Task to carry out:
Where an entry contains an image, skip the image and print the rest exactly.

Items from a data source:

━━━━

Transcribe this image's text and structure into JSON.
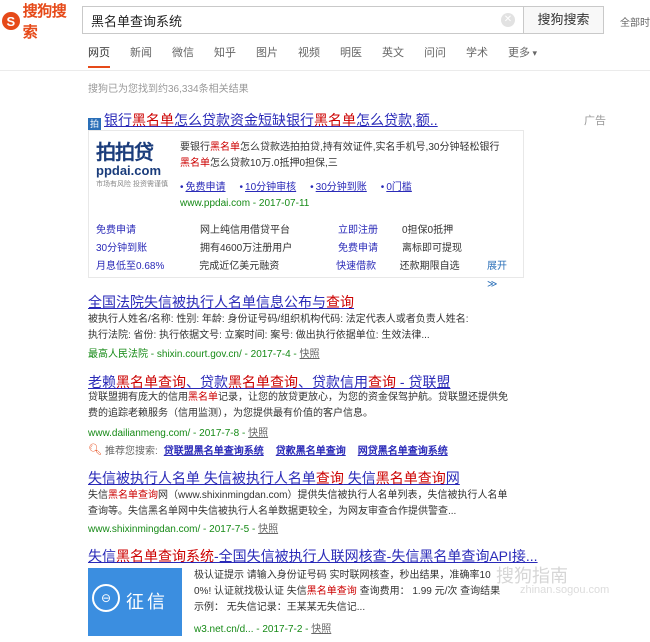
{
  "header": {
    "logo_text": "搜狗搜索",
    "search_value": "黑名单查询系统",
    "search_button": "搜狗搜索",
    "top_right": "全部时"
  },
  "tabs": [
    "网页",
    "新闻",
    "微信",
    "知乎",
    "图片",
    "视频",
    "明医",
    "英文",
    "问问",
    "学术",
    "更多"
  ],
  "result_count": "搜狗已为您找到约36,334条相关结果",
  "ad": {
    "title_parts": [
      "银行",
      "黑名单",
      "怎么贷款资金短缺银行",
      "黑名单",
      "怎么贷款,额.."
    ],
    "tag": "广告",
    "logo_cn": "拍拍贷",
    "logo_en": "ppdai.com",
    "logo_sub": "市场有风险 投资需谨慎",
    "desc_parts": [
      "要银行",
      "黑名单",
      "怎么贷款选拍拍贷,持有效证件,实名手机号,30分钟轻松银行",
      "黑名单",
      "怎么贷款10万.0抵押0担保,三"
    ],
    "links": [
      "免费申请",
      "10分钟审核",
      "30分钟到账",
      "0门槛"
    ],
    "url": "www.ppdai.com - 2017-07-11",
    "grid": [
      [
        "免费申请",
        "网上纯信用借贷平台",
        "立即注册",
        "0担保0抵押",
        ""
      ],
      [
        "30分钟到账",
        "拥有4600万注册用户",
        "免费申请",
        "离标即可提现",
        ""
      ],
      [
        "月息低至0.68%",
        "完成近亿美元融资",
        "快速借款",
        "还款期限自选",
        "展开 ≫"
      ]
    ]
  },
  "results": [
    {
      "title_parts": [
        "全国法院失信被执行人名单信息公布与",
        "查询"
      ],
      "body": [
        "被执行人姓名/名称: 性别: 年龄: 身份证号码/组织机构代码: 法定代表人或者负责人姓名:",
        "执行法院: 省份: 执行依据文号: 立案时间: 案号: 做出执行依据单位: 生效法律..."
      ],
      "url": "最高人民法院 - shixin.court.gov.cn/ - 2017-7-4 - ",
      "cache": "快照"
    },
    {
      "title_parts": [
        "老赖",
        "黑名单查询",
        "、贷款",
        "黑名单查询",
        "、贷款信用",
        "查询",
        " - 贷联盟"
      ],
      "body_parts": [
        "贷联盟拥有庞大的信用",
        "黑名单",
        "记录，让您的放贷更放心，为您的资金保驾护航。贷联盟还提供免",
        "费的追踪老赖服务（信用监测），为您提供最有价值的客户信息。"
      ],
      "url": "www.dailianmeng.com/ - 2017-7-8 - ",
      "cache": "快照"
    },
    {
      "title_parts": [
        "失信被执行人名单 失信被执行人名单",
        "查询",
        " 失信",
        "黑名单查询",
        "网"
      ],
      "body_parts": [
        "失信",
        "黑名单查询",
        "网（www.shixinmingdan.com）提供失信被执行人名单列表，失信被执行人名单",
        "查询等。失信黑名单网中失信被执行人名单数据更较全，为网友审查合作提供警查..."
      ],
      "url": "www.shixinmingdan.com/ - 2017-7-5 - ",
      "cache": "快照"
    },
    {
      "title_parts": [
        "失信",
        "黑名单查询系统",
        "-全国失信被执行人联网核查-失信黑名单查询API接..."
      ],
      "body_parts": [
        "极认证提示 请输入身份证号码 实时联网核查，秒出结果，准确率10",
        "0%! 认证就找极认证 失信",
        "黑名单查询",
        " 查询费用： 1.99 元/次 查询结果",
        "示例： 无失信记录：王某某无失信记..."
      ],
      "url": "w3.net.cn/d... - 2017-7-2 - ",
      "cache": "快照",
      "image_text": "征信"
    }
  ],
  "recommend": {
    "label": "推荐您搜索:",
    "links": [
      "贷联盟黑名单查询系统",
      "贷款黑名单查询",
      "网贷黑名单查询系统"
    ]
  },
  "watermark": {
    "line1": "搜狗指南",
    "line2": "zhinan.sogou.com"
  },
  "colors": {
    "brand": "#e64a19",
    "link": "#2a2ab8",
    "highlight": "#c00",
    "url": "#168a16"
  }
}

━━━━

Task answer:
Transcribe this image's text and structure into JSON.
{
  "header": {
    "logo_text": "搜狗搜索",
    "search_value": "黑名单查询系统",
    "search_button": "搜狗搜索",
    "top_right": "全部时"
  },
  "tabs": [
    "网页",
    "新闻",
    "微信",
    "知乎",
    "图片",
    "视频",
    "明医",
    "英文",
    "问问",
    "学术",
    "更多"
  ],
  "result_count": "搜狗已为您找到约36,334条相关结果",
  "ad": {
    "title_parts": [
      "银行",
      "黑名单",
      "怎么贷款资金短缺银行",
      "黑名单",
      "怎么贷款,额.."
    ],
    "tag": "广告",
    "logo_cn": "拍拍贷",
    "logo_en": "ppdai.com",
    "logo_sub": "市场有风险 投资需谨慎",
    "desc_parts": [
      "要银行",
      "黑名单",
      "怎么贷款选拍拍贷,持有效证件,实名手机号,30分钟轻松银行",
      "黑名单",
      "怎么贷款10万.0抵押0担保,三"
    ],
    "links": [
      "免费申请",
      "10分钟审核",
      "30分钟到账",
      "0门槛"
    ],
    "url": "www.ppdai.com - 2017-07-11",
    "grid": [
      [
        "免费申请",
        "网上纯信用借贷平台",
        "立即注册",
        "0担保0抵押",
        ""
      ],
      [
        "30分钟到账",
        "拥有4600万注册用户",
        "免费申请",
        "离标即可提现",
        ""
      ],
      [
        "月息低至0.68%",
        "完成近亿美元融资",
        "快速借款",
        "还款期限自选",
        "展开 ≫"
      ]
    ]
  },
  "results": [
    {
      "title_parts": [
        "全国法院失信被执行人名单信息公布与",
        "查询"
      ],
      "body": [
        "被执行人姓名/名称: 性别: 年龄: 身份证号码/组织机构代码: 法定代表人或者负责人姓名:",
        "执行法院: 省份: 执行依据文号: 立案时间: 案号: 做出执行依据单位: 生效法律..."
      ],
      "url": "最高人民法院 - shixin.court.gov.cn/ - 2017-7-4 - ",
      "cache": "快照"
    },
    {
      "title_parts": [
        "老赖",
        "黑名单查询",
        "、贷款",
        "黑名单查询",
        "、贷款信用",
        "查询",
        " - 贷联盟"
      ],
      "body_parts": [
        "贷联盟拥有庞大的信用",
        "黑名单",
        "记录，让您的放贷更放心，为您的资金保驾护航。贷联盟还提供免",
        "费的追踪老赖服务（信用监测），为您提供最有价值的客户信息。"
      ],
      "url": "www.dailianmeng.com/ - 2017-7-8 - ",
      "cache": "快照"
    },
    {
      "title_parts": [
        "失信被执行人名单 失信被执行人名单",
        "查询",
        " 失信",
        "黑名单查询",
        "网"
      ],
      "body_parts": [
        "失信",
        "黑名单查询",
        "网（www.shixinmingdan.com）提供失信被执行人名单列表，失信被执行人名单",
        "查询等。失信黑名单网中失信被执行人名单数据更较全，为网友审查合作提供警查..."
      ],
      "url": "www.shixinmingdan.com/ - 2017-7-5 - ",
      "cache": "快照"
    },
    {
      "title_parts": [
        "失信",
        "黑名单查询系统",
        "-全国失信被执行人联网核查-失信黑名单查询API接..."
      ],
      "body_parts": [
        "极认证提示 请输入身份证号码 实时联网核查，秒出结果，准确率10",
        "0%! 认证就找极认证 失信",
        "黑名单查询",
        " 查询费用： 1.99 元/次 查询结果",
        "示例： 无失信记录：王某某无失信记..."
      ],
      "url": "w3.net.cn/d... - 2017-7-2 - ",
      "cache": "快照",
      "image_text": "征信"
    }
  ],
  "recommend": {
    "label": "推荐您搜索:",
    "links": [
      "贷联盟黑名单查询系统",
      "贷款黑名单查询",
      "网贷黑名单查询系统"
    ]
  },
  "watermark": {
    "line1": "搜狗指南",
    "line2": "zhinan.sogou.com"
  },
  "colors": {
    "brand": "#e64a19",
    "link": "#2a2ab8",
    "highlight": "#c00",
    "url": "#168a16"
  }
}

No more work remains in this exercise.